• _WHAT IS NEEDED_: Please copy every line with the string "cshtml" from the entries below.

• _RECORDED INFORMATION_:
★ ★ ★ ★ ★ ★ ★
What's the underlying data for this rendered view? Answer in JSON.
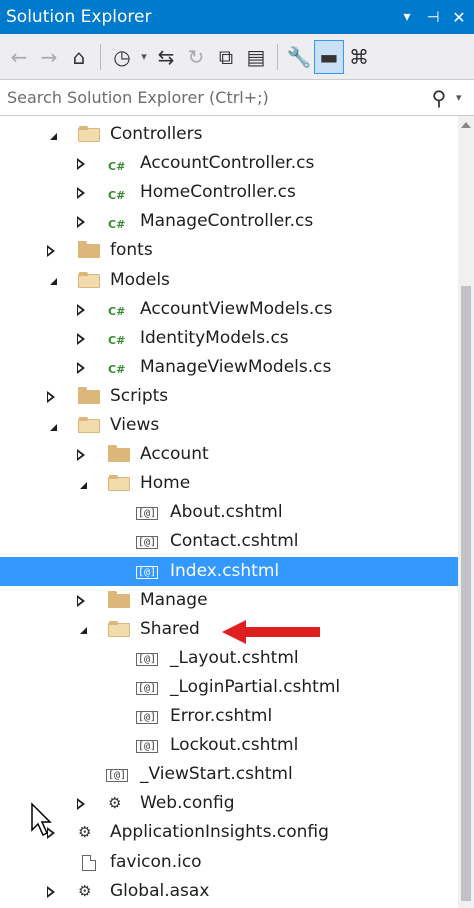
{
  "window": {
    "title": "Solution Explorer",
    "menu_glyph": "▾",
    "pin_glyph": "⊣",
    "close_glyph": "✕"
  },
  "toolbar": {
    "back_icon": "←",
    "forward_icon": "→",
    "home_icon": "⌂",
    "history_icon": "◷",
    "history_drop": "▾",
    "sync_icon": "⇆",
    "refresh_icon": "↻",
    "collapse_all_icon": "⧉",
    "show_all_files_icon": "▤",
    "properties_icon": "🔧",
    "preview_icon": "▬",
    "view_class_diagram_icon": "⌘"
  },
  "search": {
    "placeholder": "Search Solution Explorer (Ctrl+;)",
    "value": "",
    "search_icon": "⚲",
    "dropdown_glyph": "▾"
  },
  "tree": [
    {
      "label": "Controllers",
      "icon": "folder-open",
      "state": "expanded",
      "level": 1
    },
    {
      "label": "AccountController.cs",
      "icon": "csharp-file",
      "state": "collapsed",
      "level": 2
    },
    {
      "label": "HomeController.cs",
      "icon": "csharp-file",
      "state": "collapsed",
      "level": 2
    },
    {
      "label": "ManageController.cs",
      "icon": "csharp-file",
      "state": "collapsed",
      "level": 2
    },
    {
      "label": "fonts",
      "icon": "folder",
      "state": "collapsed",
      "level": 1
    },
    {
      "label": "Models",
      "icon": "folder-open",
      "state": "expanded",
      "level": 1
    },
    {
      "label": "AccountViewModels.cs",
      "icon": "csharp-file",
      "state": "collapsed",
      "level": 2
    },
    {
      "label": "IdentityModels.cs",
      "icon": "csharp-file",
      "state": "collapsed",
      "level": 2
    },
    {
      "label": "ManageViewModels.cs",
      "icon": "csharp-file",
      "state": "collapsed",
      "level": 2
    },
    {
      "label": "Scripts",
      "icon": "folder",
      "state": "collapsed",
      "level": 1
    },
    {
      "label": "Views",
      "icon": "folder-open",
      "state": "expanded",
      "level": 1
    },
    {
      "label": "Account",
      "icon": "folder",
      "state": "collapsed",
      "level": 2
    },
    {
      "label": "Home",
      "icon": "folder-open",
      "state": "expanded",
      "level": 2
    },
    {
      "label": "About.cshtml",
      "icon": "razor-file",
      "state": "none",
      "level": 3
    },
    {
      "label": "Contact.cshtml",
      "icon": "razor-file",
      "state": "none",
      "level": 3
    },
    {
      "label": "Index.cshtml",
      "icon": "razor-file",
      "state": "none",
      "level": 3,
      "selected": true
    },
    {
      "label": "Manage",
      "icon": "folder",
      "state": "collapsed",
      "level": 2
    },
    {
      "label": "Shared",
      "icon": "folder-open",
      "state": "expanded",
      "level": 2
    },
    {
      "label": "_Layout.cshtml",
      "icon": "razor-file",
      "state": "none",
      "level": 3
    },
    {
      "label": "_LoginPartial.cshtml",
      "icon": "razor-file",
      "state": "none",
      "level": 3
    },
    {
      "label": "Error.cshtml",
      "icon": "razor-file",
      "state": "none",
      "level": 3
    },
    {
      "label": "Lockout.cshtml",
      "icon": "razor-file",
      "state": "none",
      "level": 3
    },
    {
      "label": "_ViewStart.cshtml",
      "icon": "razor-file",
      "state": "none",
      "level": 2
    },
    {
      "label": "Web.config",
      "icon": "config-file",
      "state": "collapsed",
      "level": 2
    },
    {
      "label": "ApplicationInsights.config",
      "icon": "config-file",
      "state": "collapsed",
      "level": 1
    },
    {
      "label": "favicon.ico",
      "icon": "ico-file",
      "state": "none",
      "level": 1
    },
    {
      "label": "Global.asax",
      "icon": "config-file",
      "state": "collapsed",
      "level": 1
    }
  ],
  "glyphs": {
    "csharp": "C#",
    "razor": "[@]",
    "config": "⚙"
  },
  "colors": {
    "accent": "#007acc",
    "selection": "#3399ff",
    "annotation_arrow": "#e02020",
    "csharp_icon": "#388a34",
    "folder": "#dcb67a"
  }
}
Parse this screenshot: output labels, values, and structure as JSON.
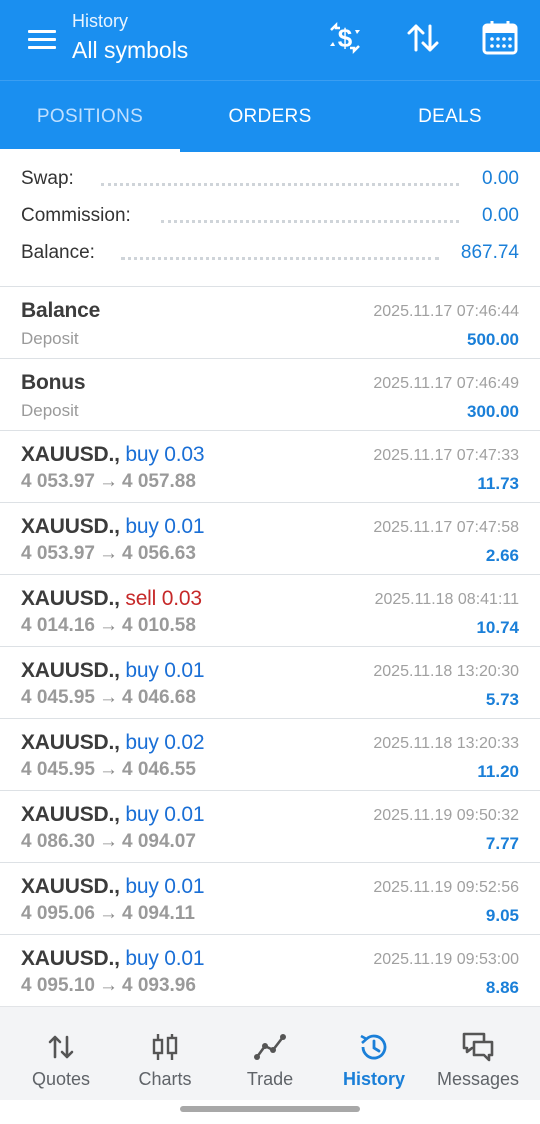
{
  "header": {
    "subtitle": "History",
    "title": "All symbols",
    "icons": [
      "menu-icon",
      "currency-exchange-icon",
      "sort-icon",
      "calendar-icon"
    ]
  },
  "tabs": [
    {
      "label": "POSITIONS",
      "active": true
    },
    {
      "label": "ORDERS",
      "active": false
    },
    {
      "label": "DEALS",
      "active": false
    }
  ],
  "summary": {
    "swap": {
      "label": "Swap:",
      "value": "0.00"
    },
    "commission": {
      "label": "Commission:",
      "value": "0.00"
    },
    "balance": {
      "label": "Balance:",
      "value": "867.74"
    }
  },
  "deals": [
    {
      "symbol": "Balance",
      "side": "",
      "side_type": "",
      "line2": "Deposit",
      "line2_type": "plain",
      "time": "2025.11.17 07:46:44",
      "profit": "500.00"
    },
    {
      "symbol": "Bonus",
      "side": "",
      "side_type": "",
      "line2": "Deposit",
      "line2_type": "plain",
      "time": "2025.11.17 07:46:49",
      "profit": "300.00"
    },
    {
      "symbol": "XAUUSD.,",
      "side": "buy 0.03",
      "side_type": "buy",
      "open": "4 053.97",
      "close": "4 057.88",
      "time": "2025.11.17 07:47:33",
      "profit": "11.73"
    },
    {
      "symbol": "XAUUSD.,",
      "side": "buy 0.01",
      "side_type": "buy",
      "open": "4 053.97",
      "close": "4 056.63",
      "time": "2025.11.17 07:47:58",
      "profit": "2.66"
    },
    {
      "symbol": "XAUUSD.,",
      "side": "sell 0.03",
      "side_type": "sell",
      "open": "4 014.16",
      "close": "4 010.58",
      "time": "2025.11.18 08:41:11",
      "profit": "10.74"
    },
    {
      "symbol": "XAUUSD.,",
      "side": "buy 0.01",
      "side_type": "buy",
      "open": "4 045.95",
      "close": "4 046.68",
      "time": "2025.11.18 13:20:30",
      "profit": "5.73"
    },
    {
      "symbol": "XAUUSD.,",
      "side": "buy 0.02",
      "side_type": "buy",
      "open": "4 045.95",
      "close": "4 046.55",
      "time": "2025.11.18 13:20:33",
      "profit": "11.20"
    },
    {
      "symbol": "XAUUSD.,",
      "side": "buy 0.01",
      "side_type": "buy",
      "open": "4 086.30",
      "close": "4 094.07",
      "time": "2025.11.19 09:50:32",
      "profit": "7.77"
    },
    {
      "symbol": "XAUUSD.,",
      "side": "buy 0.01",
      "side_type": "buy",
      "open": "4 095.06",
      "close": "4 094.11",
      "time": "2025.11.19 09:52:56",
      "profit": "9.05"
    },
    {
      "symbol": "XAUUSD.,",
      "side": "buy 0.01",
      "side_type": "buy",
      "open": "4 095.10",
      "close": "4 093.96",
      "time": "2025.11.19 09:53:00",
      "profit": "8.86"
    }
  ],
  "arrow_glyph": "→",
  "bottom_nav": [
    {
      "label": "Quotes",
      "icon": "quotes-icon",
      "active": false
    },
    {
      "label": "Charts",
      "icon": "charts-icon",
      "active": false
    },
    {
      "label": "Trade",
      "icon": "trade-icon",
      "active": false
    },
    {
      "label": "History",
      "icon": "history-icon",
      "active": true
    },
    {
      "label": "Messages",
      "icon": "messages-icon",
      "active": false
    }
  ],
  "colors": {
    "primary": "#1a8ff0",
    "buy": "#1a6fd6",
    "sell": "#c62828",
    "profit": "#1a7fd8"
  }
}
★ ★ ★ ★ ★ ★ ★
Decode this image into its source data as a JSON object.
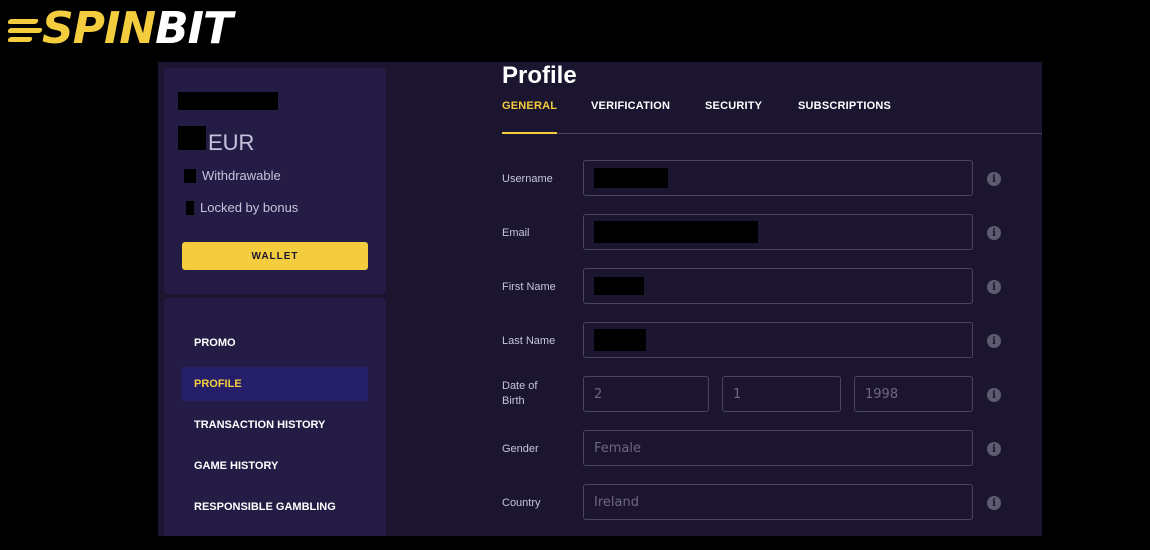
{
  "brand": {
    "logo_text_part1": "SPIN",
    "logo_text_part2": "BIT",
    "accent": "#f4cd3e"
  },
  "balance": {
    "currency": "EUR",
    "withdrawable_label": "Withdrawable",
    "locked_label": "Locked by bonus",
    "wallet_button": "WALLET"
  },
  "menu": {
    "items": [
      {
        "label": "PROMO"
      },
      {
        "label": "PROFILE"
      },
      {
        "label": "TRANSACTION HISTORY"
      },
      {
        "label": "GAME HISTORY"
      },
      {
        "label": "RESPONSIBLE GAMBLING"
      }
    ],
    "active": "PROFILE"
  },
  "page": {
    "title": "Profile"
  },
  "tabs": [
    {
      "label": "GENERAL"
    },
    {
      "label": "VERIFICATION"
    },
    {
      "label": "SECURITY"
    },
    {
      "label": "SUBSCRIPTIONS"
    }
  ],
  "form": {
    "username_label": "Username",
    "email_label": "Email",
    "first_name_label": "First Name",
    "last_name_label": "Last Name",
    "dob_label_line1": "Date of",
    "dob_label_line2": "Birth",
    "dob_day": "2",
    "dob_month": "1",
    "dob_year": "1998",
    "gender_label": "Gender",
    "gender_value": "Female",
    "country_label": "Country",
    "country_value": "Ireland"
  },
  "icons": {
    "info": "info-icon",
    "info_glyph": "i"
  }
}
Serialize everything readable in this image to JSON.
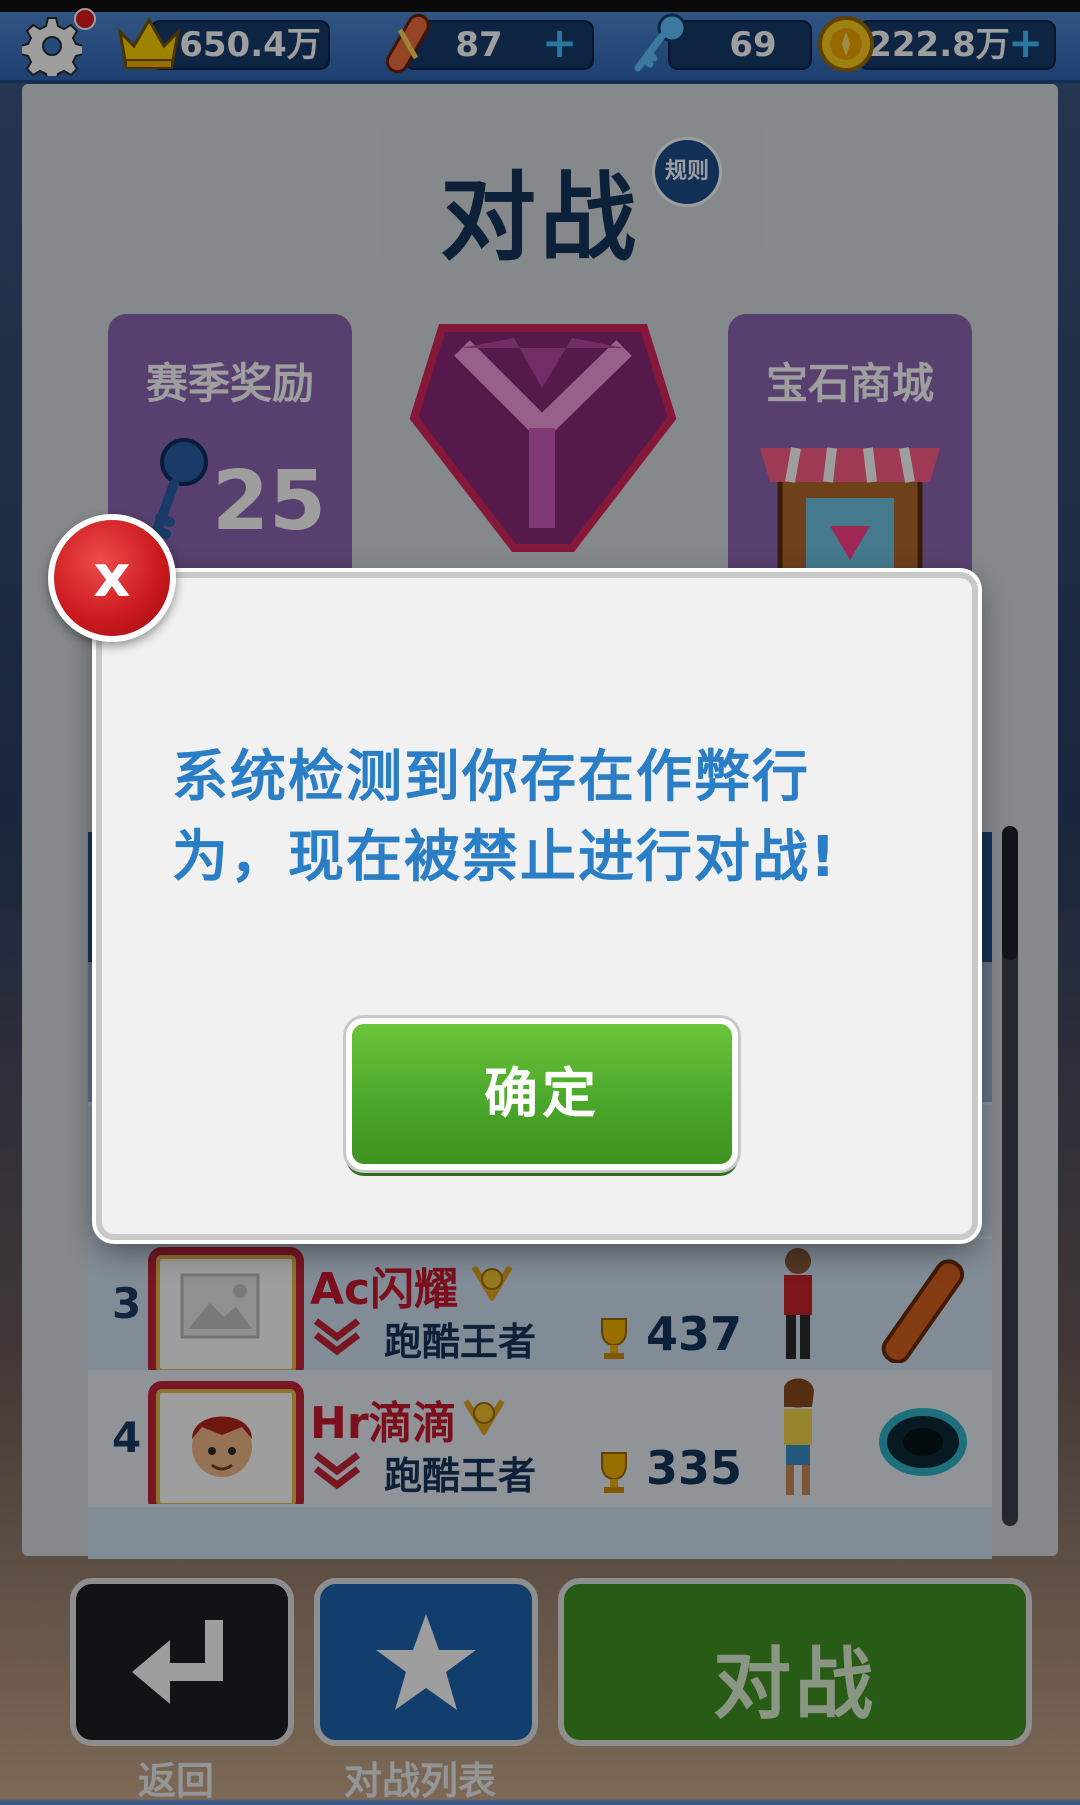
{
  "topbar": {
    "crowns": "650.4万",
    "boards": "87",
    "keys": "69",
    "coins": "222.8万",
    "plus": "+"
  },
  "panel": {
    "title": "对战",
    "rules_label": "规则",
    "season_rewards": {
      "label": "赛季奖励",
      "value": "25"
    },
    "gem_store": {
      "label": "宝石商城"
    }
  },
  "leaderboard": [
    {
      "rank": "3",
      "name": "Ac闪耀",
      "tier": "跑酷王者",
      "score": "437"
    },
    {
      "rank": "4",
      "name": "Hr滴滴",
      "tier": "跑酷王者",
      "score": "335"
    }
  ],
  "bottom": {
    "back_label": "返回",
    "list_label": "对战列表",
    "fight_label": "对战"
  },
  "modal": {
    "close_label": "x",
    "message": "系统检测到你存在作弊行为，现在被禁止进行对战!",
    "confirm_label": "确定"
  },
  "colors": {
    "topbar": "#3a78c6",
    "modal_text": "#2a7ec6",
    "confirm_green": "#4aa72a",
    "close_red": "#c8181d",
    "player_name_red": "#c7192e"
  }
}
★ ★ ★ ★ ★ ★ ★
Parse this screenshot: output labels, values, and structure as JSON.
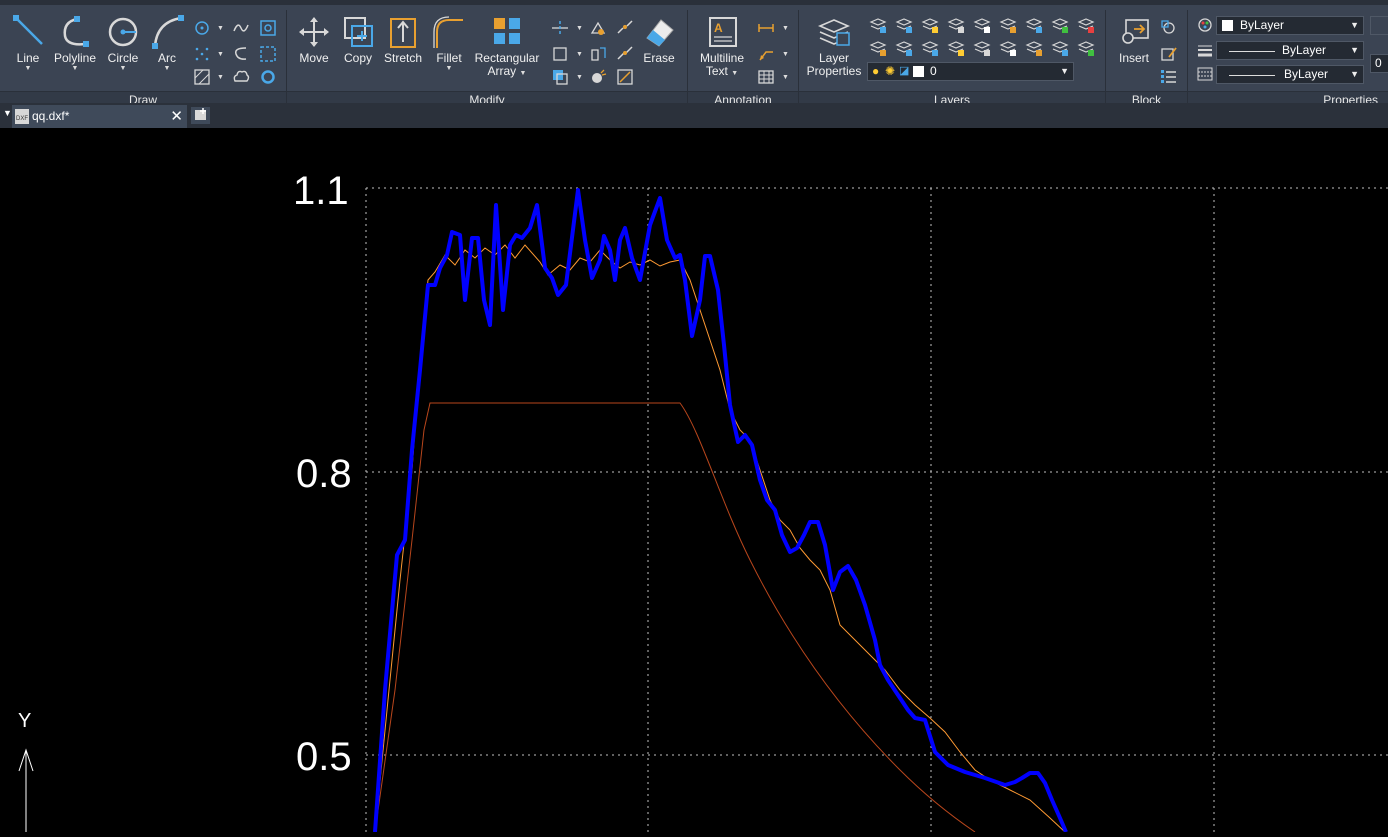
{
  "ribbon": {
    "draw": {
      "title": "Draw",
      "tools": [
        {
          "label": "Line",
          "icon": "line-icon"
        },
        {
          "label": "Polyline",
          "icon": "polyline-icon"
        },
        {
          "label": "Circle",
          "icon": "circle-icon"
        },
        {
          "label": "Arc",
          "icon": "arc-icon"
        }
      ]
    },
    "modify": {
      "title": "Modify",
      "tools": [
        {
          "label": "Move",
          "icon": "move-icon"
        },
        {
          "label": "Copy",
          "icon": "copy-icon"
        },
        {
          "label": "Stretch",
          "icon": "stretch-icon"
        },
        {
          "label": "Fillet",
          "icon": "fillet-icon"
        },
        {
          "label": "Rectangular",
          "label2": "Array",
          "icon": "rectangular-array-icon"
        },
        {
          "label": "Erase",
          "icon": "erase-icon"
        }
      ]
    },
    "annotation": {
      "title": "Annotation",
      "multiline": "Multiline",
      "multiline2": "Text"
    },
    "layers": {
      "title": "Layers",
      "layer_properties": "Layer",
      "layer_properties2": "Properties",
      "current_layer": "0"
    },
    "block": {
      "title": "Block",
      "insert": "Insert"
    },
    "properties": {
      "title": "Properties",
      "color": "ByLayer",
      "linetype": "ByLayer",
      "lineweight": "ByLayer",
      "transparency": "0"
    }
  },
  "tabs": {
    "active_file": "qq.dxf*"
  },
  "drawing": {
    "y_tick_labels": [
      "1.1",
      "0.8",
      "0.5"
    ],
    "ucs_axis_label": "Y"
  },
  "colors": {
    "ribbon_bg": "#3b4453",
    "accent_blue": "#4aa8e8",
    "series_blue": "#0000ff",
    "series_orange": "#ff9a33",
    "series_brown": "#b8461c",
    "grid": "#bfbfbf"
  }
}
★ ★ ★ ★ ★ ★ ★
• _RESULT OF THE EXERCISE_:
      "label": "About.cshtml",
      "label": "Contact.cshtml",
      "label": "Index.cshtml",
      "label": "_Layout.cshtml",
      "label": "_LoginPartial.cshtml",
      "label": "Error.cshtml",
      "label": "Lockout.cshtml",
      "label": "_ViewStart.cshtml",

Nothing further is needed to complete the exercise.